Copy each line in the data that includes the word "name".
-*-
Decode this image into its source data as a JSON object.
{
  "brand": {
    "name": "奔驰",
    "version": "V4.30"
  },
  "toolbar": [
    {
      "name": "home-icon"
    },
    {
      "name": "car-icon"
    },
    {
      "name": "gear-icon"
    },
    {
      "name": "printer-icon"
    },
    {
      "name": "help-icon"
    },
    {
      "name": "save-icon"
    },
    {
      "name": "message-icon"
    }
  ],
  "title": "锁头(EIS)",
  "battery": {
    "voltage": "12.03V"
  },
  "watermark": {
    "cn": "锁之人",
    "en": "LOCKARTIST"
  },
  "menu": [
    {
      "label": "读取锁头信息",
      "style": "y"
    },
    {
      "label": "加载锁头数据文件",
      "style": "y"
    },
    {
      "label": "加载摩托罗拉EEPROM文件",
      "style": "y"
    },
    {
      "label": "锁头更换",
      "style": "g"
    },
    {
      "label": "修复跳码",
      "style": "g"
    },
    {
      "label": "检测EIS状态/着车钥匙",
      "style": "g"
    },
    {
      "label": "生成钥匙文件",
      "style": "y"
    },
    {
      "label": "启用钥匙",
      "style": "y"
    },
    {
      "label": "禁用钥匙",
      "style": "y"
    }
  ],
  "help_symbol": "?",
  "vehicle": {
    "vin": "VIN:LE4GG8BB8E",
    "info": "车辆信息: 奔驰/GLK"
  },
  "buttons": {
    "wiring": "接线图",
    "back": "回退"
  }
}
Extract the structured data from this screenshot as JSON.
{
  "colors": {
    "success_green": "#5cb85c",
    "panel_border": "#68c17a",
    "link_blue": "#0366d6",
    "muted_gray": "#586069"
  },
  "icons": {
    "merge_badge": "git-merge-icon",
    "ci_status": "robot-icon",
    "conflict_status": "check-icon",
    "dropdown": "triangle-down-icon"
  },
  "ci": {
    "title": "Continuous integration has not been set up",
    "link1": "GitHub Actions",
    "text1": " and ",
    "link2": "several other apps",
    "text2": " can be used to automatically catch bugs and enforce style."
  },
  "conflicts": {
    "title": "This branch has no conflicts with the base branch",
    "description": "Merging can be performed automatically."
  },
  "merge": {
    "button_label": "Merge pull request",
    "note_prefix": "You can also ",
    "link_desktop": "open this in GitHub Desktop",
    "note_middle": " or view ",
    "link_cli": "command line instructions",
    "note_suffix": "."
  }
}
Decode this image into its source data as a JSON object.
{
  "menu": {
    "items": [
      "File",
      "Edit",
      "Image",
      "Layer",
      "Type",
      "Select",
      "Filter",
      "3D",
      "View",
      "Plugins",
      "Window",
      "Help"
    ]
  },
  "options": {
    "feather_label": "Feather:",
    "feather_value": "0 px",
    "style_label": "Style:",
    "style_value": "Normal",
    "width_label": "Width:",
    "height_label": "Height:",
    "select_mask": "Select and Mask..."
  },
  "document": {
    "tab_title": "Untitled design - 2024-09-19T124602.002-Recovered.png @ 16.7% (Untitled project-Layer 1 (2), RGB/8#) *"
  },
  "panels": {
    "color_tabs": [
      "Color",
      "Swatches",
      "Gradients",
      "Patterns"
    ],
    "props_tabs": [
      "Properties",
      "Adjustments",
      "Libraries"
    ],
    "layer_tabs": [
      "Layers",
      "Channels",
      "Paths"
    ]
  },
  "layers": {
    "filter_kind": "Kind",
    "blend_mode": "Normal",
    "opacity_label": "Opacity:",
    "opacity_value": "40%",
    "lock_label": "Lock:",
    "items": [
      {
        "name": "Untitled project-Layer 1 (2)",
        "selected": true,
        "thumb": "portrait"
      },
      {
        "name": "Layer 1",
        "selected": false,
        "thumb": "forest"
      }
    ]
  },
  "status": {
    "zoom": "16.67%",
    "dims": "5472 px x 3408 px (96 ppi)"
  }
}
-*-
Written solution -
    "name": "奔驰",
      "name": "home-icon"
      "name": "car-icon"
      "name": "gear-icon"
      "name": "printer-icon"
      "name": "help-icon"
      "name": "save-icon"
      "name": "message-icon"
        "name": "Untitled project-Layer 1 (2)",
        "name": "Layer 1",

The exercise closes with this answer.